When Breast Cancer Strikes
My family just found out that my mother-in-law has breast cancer. My grandmother died without her two breasts due to the cancer that ravaged her small frame. As a child, I accepted that her one-piece, terry romper would fall down revealing her flat chest riddled with the scars that were supposed to save her life. When she put on a bathing suit, I would stare amazed that her chest suddenly had two, well formed cups. Her body was an oddity we rarely spoke of, but loved nonetheless.
A few years ago, my mother told my sister and I that she had tested positive for mutations in her BRCA test; which is a type of DNA analysis to figure out if a woman is at a greater risk of developing breast cancer. There was talk of my mother undergoing a double mastectomy followed by breast implants. My sister, for a time, considered the same.
The stark reality is that the breasts I love will probably kill me. And, with the new diagnosis of my mother-in-law, the breasts that my daughter does not even have will probably kill her too.
Maybe. I am not a doctor. But the odds, if this was a poker game, are not in our favor.
This is not breast cancer awareness month and there is no Komen walk coming up. Breast cancer hits every woman when we least expect it: yesterday, today and tomorrow. It’s always there. Always. Pink ribbon or not.
My partner and I haven’t spoken to my mother-in-law in two years. Sometimes – actually a lot of the time – families do not get along. There are fights and cruel slights, harsh words and hurt feelings that feel the size of the Grand Canyon – to let them go would be like trying to jump over its deep crevice with a pogo stick.

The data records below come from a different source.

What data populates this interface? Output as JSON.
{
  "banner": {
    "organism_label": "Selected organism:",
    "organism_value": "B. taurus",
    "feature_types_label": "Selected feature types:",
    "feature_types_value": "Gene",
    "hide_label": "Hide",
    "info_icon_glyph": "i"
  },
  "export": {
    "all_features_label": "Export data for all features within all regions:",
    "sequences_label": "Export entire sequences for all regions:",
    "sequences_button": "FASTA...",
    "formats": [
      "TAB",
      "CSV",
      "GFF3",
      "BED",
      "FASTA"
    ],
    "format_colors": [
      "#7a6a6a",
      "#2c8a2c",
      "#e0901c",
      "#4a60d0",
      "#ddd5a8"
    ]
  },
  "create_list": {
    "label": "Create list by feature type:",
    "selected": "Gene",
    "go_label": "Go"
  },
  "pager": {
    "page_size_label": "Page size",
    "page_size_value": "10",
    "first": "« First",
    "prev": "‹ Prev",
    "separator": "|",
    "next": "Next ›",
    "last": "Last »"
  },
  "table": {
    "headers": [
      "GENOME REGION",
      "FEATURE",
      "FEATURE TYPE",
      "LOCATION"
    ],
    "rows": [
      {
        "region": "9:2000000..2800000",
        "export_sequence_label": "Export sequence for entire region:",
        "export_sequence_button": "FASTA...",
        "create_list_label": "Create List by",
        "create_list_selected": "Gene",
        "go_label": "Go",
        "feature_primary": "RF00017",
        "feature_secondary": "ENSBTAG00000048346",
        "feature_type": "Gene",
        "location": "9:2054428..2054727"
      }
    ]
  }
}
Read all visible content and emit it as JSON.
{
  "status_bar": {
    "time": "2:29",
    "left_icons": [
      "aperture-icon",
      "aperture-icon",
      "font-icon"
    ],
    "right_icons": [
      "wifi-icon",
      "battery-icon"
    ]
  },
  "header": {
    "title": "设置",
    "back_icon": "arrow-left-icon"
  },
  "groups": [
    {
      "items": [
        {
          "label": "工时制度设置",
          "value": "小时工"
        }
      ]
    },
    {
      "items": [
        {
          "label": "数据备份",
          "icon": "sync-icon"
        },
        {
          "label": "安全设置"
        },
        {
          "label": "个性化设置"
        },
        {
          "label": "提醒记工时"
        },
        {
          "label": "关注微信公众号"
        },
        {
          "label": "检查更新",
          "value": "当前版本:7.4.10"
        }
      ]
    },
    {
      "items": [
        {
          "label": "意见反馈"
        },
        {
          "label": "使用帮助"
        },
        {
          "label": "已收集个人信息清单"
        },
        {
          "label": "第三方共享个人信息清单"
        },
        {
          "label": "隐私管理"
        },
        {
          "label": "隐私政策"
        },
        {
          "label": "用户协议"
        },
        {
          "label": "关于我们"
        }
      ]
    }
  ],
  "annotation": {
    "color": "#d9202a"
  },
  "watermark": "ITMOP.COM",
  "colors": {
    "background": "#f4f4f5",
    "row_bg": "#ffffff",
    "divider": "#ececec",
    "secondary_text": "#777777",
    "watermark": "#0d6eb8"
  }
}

If nothing it is an equalizer of emotion, of seriousness. Things like right and wrong fall away. Anger melts and concern grows.
Calls that haven’t been made in years will be dialed and answered. This is what you do when you love someone that has breast cancer. Even if that love has been strained and, at times, forgotten. Lost.
I think of my body without breasts. What would I do? Who would I be? I can think of myself without a leg. Even an arm. I could do that. But my breasts? How did my grandmother ever do it? How do so many women? My mother in law: what will she do?
Without breasts, who are you as a woman?
When I think about my grandmother, I don’t think about her breasts. I think about her bubbling white cheddar macaroni and cheese, Merit Ultra Lights and whiskey. She was a fierce old broad that smoked in bathrooms until the day she died and stood guard as I swam in the pool. I think about her fluffy baby blue robe and sparkly turtlenecks, beige purse and matching sandals.
I think of who my grandmother was, not what she lost.
Who we are as women, mothers, daughters, sisters and friends are more than our breasts. Cancer cannot take that.
No, no way.
Image via Flickr: afunkydamsel